> REQUIRED ACTION
Each line of the records containing "VirusTotal" is to be copied out and returned.
··· DATASET RECORDS
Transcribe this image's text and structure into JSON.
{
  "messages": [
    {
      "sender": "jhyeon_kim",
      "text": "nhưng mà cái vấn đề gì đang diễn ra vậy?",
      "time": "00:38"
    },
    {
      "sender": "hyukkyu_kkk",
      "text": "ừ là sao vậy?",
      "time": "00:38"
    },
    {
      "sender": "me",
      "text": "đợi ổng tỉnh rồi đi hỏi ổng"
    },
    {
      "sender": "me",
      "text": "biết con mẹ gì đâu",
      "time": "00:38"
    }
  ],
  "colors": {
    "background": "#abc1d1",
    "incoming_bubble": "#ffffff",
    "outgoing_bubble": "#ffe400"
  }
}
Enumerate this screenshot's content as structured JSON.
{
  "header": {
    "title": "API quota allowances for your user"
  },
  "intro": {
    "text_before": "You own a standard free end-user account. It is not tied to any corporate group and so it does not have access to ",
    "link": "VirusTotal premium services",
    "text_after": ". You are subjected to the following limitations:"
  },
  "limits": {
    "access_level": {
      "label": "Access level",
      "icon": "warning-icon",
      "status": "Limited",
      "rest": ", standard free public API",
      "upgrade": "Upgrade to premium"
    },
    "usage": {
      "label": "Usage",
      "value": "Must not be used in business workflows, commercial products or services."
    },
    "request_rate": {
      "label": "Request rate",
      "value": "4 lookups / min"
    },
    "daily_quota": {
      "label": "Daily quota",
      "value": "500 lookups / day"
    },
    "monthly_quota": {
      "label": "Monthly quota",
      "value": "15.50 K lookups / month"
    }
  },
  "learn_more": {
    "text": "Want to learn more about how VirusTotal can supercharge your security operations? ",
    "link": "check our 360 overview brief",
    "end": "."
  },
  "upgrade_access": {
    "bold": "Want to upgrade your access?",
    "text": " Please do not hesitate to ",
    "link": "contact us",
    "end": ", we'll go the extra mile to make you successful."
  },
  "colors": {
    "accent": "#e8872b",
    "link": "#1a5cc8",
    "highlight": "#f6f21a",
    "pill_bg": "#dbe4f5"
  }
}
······
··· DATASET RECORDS
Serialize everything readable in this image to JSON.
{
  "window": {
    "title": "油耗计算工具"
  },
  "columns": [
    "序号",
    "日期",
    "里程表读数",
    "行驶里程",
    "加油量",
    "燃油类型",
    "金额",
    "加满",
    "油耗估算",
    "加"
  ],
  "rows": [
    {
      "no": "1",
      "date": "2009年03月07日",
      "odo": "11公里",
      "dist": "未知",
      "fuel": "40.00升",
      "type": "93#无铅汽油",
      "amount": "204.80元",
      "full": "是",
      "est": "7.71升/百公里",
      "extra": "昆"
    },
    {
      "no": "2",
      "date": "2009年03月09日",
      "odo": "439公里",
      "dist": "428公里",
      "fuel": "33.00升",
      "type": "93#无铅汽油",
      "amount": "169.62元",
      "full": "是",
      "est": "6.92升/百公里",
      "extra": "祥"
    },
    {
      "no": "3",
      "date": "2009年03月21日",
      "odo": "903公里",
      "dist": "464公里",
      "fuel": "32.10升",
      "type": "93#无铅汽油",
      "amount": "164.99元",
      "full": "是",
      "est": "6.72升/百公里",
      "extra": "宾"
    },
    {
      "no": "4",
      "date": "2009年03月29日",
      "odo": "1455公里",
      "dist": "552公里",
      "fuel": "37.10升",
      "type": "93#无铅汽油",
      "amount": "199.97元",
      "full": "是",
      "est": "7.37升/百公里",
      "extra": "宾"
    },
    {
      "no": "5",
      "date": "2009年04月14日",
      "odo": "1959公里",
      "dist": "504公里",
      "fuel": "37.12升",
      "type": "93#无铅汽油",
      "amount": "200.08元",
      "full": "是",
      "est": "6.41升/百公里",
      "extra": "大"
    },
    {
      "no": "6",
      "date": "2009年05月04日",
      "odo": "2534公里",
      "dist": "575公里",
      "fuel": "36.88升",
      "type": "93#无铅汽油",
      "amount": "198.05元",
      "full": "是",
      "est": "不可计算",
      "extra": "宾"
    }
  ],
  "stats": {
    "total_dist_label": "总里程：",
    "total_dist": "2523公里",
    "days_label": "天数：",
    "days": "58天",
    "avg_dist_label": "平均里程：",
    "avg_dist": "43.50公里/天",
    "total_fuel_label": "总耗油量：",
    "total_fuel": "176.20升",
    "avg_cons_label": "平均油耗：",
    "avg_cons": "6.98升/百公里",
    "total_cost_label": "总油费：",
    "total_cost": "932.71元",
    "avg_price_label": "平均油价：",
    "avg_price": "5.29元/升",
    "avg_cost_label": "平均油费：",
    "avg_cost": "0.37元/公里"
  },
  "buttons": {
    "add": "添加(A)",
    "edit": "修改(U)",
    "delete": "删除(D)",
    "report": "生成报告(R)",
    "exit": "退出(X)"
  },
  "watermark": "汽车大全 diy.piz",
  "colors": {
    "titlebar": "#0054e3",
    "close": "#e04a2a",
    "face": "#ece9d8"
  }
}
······
> WRITTEN RESPONSE
    "link": "VirusTotal premium services",
    "text": "Want to learn more about how VirusTotal can supercharge your security operations? ",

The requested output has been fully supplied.